Friday, December 14, 2012

Spins on Elemental Magic

Many months ago, when I first brought up the issue of magic in the land of Kimatarthi, I mentioned that I wanted there to be multiple means to the same end. I would like players to have significant narrative power to use magic however they want to, even though there are existing ways to cast spells. So while the players will be able to tinker with various casting methods, I needed a base to start from. Enter the Classical Elements.

There are a ton of settings that use the Classical Elements as a basis for magic from D&D to GURPS to Codex Alera (which is past due to be made into a role-playing game). The cool thing is that, just as in real ancient history, there are different ways of interpreting the elements.

Classical Greek
The system that most people are familiar with are the Greek elements: Fire, Earth, Water, and Air. There are derivations from that, but it all comes down to the four. You can find this throughout Dungeons and Dragons and all of its spin-offs.

Classical Indian
Interestingly, classical Hindu mythology came to a similar conclusion, but added one more: Fire, Earth, Water, Air, and Ether. It's not so far off from the classical Greek quintessence, but including ether as a basic element should appeal to many (particularly our gang of Ethernauts). I could totally see how  or folks that want to mix a steampunk or weird science or pseudo-Enlightenment kind of vibe into a campaign might be drawn to an Ether element. Can you imagine summoning an Ether Elemental? What would that do?

What about Consciousness as an Element? Here it's represented as a King.

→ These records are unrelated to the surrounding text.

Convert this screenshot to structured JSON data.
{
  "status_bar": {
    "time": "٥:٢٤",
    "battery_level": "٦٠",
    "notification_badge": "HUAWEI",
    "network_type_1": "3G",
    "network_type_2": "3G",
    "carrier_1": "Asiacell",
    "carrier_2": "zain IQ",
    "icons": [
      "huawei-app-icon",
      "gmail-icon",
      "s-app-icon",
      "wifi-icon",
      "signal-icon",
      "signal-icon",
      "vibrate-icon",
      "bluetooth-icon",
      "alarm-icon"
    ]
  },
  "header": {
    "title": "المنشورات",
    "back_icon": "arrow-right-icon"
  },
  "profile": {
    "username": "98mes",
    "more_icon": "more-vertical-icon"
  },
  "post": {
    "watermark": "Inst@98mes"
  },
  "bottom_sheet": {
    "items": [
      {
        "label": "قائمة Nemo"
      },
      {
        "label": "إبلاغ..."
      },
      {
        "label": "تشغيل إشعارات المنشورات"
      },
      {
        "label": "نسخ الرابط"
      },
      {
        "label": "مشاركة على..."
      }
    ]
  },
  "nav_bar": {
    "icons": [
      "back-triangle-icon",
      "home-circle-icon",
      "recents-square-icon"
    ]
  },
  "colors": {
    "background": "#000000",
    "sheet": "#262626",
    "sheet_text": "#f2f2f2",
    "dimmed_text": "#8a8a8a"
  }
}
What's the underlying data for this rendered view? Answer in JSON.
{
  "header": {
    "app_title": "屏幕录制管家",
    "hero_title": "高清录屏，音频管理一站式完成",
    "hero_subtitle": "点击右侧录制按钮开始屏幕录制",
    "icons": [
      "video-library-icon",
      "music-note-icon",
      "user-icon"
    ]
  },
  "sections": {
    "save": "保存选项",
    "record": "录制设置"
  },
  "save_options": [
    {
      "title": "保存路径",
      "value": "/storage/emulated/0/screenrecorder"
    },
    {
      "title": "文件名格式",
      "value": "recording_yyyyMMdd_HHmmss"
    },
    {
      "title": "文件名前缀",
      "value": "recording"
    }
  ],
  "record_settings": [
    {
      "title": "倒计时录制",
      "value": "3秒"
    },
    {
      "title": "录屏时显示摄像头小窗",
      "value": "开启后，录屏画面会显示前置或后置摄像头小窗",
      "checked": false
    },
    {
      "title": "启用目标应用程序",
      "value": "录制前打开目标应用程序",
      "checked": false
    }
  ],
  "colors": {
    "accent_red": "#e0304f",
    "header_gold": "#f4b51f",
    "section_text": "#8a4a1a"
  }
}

Classical Chinese
Another system that identifies five elements is Chinese: Fire, Earth, Water, Wood, Metal. I guess air was dropped, as it is not a substance. Interestingly enough, Jim Butcher throws Air back into the mix in Codex Alera. This kicks much ass.

Classical Bhuddism
There is a concept of seven centers of vital energy (chakras) in Bhuddism and Hinduism that is similar to the elements. These are identified as Fire, Earth, Water, Air, Ether/Sound, Light/Dark, Time/Space. This is a really cool concept. I can totally picture a Tech Level 11 Mage slinging around hexes that twist space-time.

That also brings up the point that in all of these mythologies, the elements are tied to different emotions, temperaments, body parts, planets, etc. My basic point is that there are so many different ways to parse our reality, why can't elemental magic draw upon any of those categories? What about a mage that draws upon actual elements? You know... a Carbon Mage.

Well they can. Play my game.

Monday, December 10, 2012

Kriegspiel Online

I wanted to point people to Kriegspiel.

It's not the one with a bunch of Prussians plotting how to kick assess across Europe. It's the one made by the French Marxist filmmaker. In many ways this makes it equally awesome.

It is a chess-like game, but more elaborate. You can read all about the concept and development of the game at the link above.  More importantly, you can download the software that will allow you to play without having to do lots of addition. It's a fun game and a great way to spend some hours playing against opponents online or just mucking about on your own.

Go download (it's free) and enjoy!